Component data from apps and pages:
- - - -

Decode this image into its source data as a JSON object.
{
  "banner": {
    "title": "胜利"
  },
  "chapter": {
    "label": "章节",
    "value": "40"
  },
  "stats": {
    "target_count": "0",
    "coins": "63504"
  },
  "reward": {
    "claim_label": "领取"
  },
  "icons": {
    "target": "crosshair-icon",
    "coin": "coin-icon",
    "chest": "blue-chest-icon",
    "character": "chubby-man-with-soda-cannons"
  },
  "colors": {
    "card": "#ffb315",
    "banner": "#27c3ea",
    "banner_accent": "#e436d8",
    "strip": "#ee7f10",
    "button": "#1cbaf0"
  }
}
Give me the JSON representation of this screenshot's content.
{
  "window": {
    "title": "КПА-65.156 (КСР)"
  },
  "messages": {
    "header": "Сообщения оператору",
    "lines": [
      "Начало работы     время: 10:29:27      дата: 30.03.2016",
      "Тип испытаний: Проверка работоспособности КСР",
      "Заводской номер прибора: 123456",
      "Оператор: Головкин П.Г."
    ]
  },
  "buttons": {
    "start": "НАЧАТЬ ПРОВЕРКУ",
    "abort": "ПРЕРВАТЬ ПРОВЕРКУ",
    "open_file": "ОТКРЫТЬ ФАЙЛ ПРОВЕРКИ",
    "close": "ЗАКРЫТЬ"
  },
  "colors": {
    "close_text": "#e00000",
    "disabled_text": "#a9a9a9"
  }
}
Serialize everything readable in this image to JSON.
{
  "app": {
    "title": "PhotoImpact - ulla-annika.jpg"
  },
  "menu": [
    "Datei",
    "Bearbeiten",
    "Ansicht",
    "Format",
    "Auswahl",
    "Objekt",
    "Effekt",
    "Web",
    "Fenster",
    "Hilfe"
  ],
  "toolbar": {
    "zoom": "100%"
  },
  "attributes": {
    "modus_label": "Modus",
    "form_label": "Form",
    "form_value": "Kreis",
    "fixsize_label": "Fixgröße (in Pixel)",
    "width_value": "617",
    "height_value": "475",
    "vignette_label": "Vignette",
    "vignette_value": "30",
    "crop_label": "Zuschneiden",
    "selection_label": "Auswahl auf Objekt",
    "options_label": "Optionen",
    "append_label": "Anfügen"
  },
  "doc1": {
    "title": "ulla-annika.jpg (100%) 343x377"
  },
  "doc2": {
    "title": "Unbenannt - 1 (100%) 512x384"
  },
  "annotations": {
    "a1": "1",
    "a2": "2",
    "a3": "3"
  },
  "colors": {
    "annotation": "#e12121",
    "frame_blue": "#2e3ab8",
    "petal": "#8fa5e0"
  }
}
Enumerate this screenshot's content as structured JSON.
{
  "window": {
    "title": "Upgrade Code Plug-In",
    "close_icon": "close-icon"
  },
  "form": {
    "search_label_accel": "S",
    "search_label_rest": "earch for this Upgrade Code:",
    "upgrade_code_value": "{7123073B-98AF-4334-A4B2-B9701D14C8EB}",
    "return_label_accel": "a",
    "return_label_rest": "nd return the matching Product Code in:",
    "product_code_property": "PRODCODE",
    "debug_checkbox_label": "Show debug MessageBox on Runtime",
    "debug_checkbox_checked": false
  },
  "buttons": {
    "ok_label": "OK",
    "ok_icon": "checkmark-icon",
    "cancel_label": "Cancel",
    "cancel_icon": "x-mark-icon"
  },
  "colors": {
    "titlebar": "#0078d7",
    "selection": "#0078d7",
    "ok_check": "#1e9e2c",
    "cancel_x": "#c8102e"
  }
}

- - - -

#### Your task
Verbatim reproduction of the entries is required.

#### Result for this exercise
Decode this image into its source data as a JSON object.
{
  "banner": {
    "title": "胜利"
  },
  "chapter": {
    "label": "章节",
    "value": "40"
  },
  "stats": {
    "target_count": "0",
    "coins": "63504"
  },
  "reward": {
    "claim_label": "领取"
  },
  "icons": {
    "target": "crosshair-icon",
    "coin": "coin-icon",
    "chest": "blue-chest-icon",
    "character": "chubby-man-with-soda-cannons"
  },
  "colors": {
    "card": "#ffb315",
    "banner": "#27c3ea",
    "banner_accent": "#e436d8",
    "strip": "#ee7f10",
    "button": "#1cbaf0"
  }
}
Give me the JSON representation of this screenshot's content.
{
  "window": {
    "title": "КПА-65.156 (КСР)"
  },
  "messages": {
    "header": "Сообщения оператору",
    "lines": [
      "Начало работы     время: 10:29:27      дата: 30.03.2016",
      "Тип испытаний: Проверка работоспособности КСР",
      "Заводской номер прибора: 123456",
      "Оператор: Головкин П.Г."
    ]
  },
  "buttons": {
    "start": "НАЧАТЬ ПРОВЕРКУ",
    "abort": "ПРЕРВАТЬ ПРОВЕРКУ",
    "open_file": "ОТКРЫТЬ ФАЙЛ ПРОВЕРКИ",
    "close": "ЗАКРЫТЬ"
  },
  "colors": {
    "close_text": "#e00000",
    "disabled_text": "#a9a9a9"
  }
}
Serialize everything readable in this image to JSON.
{
  "app": {
    "title": "PhotoImpact - ulla-annika.jpg"
  },
  "menu": [
    "Datei",
    "Bearbeiten",
    "Ansicht",
    "Format",
    "Auswahl",
    "Objekt",
    "Effekt",
    "Web",
    "Fenster",
    "Hilfe"
  ],
  "toolbar": {
    "zoom": "100%"
  },
  "attributes": {
    "modus_label": "Modus",
    "form_label": "Form",
    "form_value": "Kreis",
    "fixsize_label": "Fixgröße (in Pixel)",
    "width_value": "617",
    "height_value": "475",
    "vignette_label": "Vignette",
    "vignette_value": "30",
    "crop_label": "Zuschneiden",
    "selection_label": "Auswahl auf Objekt",
    "options_label": "Optionen",
    "append_label": "Anfügen"
  },
  "doc1": {
    "title": "ulla-annika.jpg (100%) 343x377"
  },
  "doc2": {
    "title": "Unbenannt - 1 (100%) 512x384"
  },
  "annotations": {
    "a1": "1",
    "a2": "2",
    "a3": "3"
  },
  "colors": {
    "annotation": "#e12121",
    "frame_blue": "#2e3ab8",
    "petal": "#8fa5e0"
  }
}
Enumerate this screenshot's content as structured JSON.
{
  "window": {
    "title": "Upgrade Code Plug-In",
    "close_icon": "close-icon"
  },
  "form": {
    "search_label_accel": "S",
    "search_label_rest": "earch for this Upgrade Code:",
    "upgrade_code_value": "{7123073B-98AF-4334-A4B2-B9701D14C8EB}",
    "return_label_accel": "a",
    "return_label_rest": "nd return the matching Product Code in:",
    "product_code_property": "PRODCODE",
    "debug_checkbox_label": "Show debug MessageBox on Runtime",
    "debug_checkbox_checked": false
  },
  "buttons": {
    "ok_label": "OK",
    "ok_icon": "checkmark-icon",
    "cancel_label": "Cancel",
    "cancel_icon": "x-mark-icon"
  },
  "colors": {
    "titlebar": "#0078d7",
    "selection": "#0078d7",
    "ok_check": "#1e9e2c",
    "cancel_x": "#c8102e"
  }
}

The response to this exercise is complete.